Provided data Start Marker
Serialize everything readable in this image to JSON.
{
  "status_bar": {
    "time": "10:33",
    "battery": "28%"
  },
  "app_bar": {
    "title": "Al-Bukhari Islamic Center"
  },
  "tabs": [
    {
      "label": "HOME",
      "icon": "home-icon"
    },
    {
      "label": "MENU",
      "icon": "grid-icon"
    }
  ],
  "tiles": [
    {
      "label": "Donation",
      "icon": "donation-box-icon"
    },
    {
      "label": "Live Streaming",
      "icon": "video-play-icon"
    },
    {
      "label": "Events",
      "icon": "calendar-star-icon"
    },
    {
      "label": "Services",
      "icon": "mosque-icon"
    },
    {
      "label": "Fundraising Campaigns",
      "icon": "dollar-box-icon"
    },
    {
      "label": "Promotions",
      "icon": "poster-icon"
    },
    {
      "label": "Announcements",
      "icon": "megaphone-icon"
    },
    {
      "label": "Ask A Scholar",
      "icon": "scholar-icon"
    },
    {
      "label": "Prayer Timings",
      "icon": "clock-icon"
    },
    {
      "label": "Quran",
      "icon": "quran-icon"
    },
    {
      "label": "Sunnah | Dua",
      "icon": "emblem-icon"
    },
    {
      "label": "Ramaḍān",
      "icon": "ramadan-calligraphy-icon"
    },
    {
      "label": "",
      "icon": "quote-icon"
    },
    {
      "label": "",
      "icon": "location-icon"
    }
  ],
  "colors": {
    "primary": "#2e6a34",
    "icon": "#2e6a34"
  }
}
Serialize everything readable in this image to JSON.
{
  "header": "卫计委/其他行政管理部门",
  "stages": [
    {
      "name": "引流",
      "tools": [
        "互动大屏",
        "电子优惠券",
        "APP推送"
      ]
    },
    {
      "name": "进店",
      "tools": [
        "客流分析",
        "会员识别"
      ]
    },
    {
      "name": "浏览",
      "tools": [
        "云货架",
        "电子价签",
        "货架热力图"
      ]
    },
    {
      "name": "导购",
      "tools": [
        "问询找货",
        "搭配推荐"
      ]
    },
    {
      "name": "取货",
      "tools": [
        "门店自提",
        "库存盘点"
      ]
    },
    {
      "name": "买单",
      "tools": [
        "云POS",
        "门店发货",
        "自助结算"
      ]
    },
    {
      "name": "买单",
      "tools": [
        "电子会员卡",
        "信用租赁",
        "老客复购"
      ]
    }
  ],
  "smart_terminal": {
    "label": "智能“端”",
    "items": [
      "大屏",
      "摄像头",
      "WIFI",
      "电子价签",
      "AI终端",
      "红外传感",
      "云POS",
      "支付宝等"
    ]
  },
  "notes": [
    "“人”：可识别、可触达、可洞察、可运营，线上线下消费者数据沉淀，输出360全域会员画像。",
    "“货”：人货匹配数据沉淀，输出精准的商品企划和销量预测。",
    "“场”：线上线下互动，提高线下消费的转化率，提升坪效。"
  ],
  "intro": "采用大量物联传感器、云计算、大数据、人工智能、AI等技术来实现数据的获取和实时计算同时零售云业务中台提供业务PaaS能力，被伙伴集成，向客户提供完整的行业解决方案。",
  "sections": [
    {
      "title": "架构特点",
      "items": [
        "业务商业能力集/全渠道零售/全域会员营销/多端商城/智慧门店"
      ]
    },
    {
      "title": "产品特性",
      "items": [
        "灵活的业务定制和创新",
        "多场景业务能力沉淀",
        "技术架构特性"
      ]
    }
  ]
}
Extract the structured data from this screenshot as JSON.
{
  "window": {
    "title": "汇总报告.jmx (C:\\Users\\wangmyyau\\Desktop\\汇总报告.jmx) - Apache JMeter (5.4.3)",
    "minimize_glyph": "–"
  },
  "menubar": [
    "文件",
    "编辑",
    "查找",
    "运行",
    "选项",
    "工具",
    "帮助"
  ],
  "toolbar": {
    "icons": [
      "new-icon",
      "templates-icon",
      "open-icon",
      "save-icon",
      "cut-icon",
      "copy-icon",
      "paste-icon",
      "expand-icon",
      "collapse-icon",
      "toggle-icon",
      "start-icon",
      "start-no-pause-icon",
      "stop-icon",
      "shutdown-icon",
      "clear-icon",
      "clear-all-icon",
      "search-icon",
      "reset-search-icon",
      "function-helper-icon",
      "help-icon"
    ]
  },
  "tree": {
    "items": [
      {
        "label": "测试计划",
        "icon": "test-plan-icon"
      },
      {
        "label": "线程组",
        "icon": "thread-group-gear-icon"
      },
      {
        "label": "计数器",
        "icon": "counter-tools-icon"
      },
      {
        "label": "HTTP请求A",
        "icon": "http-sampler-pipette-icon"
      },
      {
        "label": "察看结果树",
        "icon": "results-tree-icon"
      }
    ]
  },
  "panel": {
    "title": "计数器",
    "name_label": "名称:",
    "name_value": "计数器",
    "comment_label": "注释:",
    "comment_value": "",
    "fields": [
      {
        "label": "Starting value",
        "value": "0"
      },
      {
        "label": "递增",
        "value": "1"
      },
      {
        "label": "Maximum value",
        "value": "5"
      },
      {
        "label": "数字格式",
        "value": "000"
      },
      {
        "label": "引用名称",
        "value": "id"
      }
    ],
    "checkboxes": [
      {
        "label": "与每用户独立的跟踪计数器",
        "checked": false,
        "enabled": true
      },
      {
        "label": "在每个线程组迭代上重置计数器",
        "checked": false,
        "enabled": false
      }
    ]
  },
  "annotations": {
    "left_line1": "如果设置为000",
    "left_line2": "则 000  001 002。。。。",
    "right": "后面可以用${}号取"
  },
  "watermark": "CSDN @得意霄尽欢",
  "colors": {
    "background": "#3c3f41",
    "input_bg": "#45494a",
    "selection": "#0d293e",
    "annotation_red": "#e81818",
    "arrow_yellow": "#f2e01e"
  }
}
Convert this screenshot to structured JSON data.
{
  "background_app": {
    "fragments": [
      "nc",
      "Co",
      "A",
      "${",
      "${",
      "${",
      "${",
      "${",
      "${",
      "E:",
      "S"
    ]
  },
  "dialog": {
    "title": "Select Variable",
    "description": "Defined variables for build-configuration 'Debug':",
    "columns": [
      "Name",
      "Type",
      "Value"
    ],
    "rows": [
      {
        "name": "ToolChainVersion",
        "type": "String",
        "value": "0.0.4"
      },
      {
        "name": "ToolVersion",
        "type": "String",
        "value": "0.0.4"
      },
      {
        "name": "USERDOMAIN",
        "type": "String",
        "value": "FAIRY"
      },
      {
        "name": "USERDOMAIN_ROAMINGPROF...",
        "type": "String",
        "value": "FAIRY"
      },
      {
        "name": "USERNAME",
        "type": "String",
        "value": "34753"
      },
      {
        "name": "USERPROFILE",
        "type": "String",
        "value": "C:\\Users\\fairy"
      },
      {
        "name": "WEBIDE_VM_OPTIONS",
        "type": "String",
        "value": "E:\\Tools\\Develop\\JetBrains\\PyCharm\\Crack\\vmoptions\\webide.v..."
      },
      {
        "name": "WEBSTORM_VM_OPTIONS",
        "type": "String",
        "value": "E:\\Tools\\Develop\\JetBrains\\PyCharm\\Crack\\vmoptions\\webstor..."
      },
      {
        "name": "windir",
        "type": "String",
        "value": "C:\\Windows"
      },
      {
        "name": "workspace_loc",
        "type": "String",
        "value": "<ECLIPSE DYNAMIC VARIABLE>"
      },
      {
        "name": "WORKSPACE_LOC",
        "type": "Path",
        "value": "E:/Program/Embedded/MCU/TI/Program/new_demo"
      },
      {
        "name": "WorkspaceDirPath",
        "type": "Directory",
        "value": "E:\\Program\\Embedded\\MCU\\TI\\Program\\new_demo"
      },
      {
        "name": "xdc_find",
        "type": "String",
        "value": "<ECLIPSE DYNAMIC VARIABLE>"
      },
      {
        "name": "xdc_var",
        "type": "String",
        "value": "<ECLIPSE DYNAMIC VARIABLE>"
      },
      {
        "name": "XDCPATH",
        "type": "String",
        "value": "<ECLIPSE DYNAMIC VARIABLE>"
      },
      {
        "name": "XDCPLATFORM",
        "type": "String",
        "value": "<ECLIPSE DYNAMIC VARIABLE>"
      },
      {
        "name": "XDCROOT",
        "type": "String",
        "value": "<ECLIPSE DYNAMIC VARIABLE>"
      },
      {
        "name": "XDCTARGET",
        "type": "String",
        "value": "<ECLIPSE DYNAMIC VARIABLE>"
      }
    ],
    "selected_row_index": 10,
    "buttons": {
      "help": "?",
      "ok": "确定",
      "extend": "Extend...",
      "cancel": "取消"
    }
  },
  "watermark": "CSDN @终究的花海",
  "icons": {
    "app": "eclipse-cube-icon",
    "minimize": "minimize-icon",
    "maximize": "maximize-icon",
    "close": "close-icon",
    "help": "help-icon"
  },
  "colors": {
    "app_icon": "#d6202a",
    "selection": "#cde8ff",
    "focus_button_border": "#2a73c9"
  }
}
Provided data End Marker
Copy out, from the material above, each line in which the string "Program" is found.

* _Solution below_:
        "value": "E:/Program/Embedded/MCU/TI/Program/new_demo"
        "value": "E:\\Program\\Embedded\\MCU\\TI\\Program\\new_demo"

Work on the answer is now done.